Plaque buildup or atherosclerosis results from excess calcium and cholesterol in the bloodstream. This can restrict the amount of blood which can flow through the arteries. Poor blood circulation in the feet and legs are sometimes caused by inflammation in the blood vessels, known as vasculitis.

Causes

Lack of oxygen and oxygen from poor blood circulation restricts muscle growth and development. It can also cause:

  • Muscle pain, stiffness, or weakness   
  • Numbness  or cramping in the legs 
  • Skin discoloration
  • Slower nail & hair growth
  • Erectile dysfunction

Those who have diabetes or smoke are at greatest risk for poor circulation, as are those who are over 50. If you have poor circulation in the feet and legs it may be caused by PAD, and is important to make changes to your lifestyle in order to reduce risk of getting a heart attack or stroke. Exercise and maintaining a healthy lifestyle will dramatically improve conditions.

As always, see a podiatrist as he or she will assist in finding a regimen that suits you. A podiatrist can also prescribe you any needed medication. 

If you have any questions please feel free to contact our office located in Canonsburg and McMurray, PA. We offer the newest diagnostic and treatment technologies for all your foot and ankle needs.

Read more about Causes, Symptoms, and Treatment of Poor Blood Circulation in the Feet
Tuesday, 30 January 2018
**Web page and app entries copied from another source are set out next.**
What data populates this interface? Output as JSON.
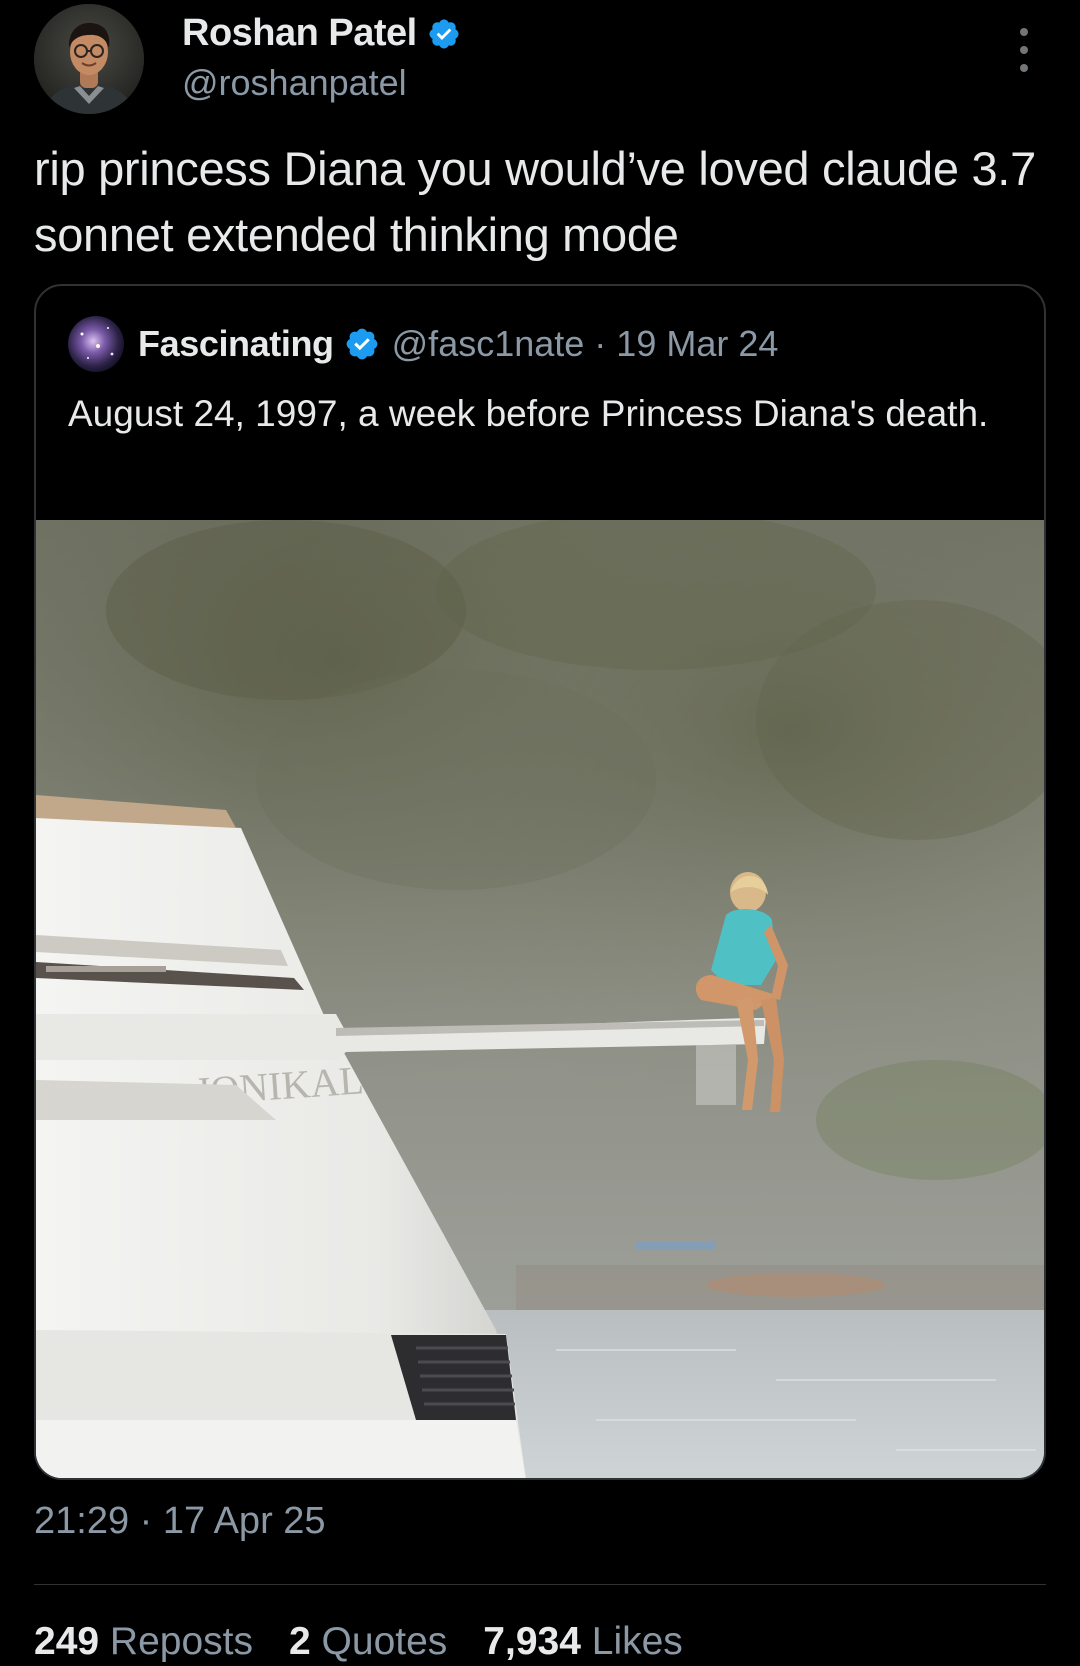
{
  "author": {
    "name": "Roshan Patel",
    "handle": "@roshanpatel",
    "verified": true
  },
  "tweet": {
    "text": "rip princess Diana you would’ve loved claude 3.7 sonnet extended thinking mode",
    "timestamp": "21:29 · 17 Apr 25"
  },
  "quoted": {
    "name": "Fascinating",
    "handle": "@fasc1nate",
    "separator": "·",
    "date": "19 Mar 24",
    "verified": true,
    "text": "August 24, 1997, a week before Princess Diana's death.",
    "yacht_lettering": "JONIKAL"
  },
  "stats": {
    "reposts_count": "249",
    "reposts_label": "Reposts",
    "quotes_count": "2",
    "quotes_label": "Quotes",
    "likes_count": "7,934",
    "likes_label": "Likes"
  },
  "colors": {
    "background": "#000000",
    "text_primary": "#e7e9ea",
    "text_secondary": "#8b98a5",
    "border": "#2f3336",
    "verified_blue": "#1d9bf0"
  },
  "icons": [
    "verified-badge-icon",
    "more-options-icon"
  ]
}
Severe pain, swelling and bruising on the foot may be indicative of a broken ankle. This typically occurs as a result from falling or from something heavy that has been dropped on the foot. Other evidence may include hearing a snapping noise coming from the foot at the time of injury or a dislocation occurring in the ankle, producing an odd shape. Applying an ice pack may numb the pain temporarily, and keeping it elevated will help the swelling dissipate. An x-ray is commonly taken to confirm the severity and presence of a broken ankle. Treatment may include having the foot in a cast or wearing a boot for more mobility. A podiatrist will make the determination depending on the extent of fracture. Utilizing crutches may be an option if it’s determined that any weight placed on the ankle is prohibited.

Broken ankles need immediate treatment. If you are seeking treatment, contact one of our podiatrists from Canonsburg Podiatry Associates. Our doctors can provide the care you need to keep you pain-free and on your feet. 

Broken Ankles
A broken ankle is experienced when a person fractures their tibia or fibula in the lower leg and ankle area. Both of these bones are attached at the bottom of the leg and combine to form what we know to be our ankle.

When a physician is referring to a break of the ankle, he or she is usually referring to a break in the area where the tibia and fibula are joined to create our ankle joint. Ankles are more prone to fractures because the ankle is an area that suffers a lot of pressure and stress. There are some obvious signs when a person experiences a fractured ankle, and the following symptoms may be present.

Symptoms of a Fractured Ankle

  • Excessive pain when the area is touched or when any pressure is placed on the ankle
  •  Swelling around the area
  •  Bruising of the area
  • Area appears to be deformed

If you suspect an ankle fracture, it is recommended to seek treatment as soon as possible. The sooner you have your podiatrist diagnose the fracture, the quicker you’ll be on the way towards recovery.

If you have any questions, please feel free to contact our office located in Canonsburg and McMurray, PA. We offer the newest diagnostic and treatment technologies for all your foot care needs.

Read more about All About Broken Ankles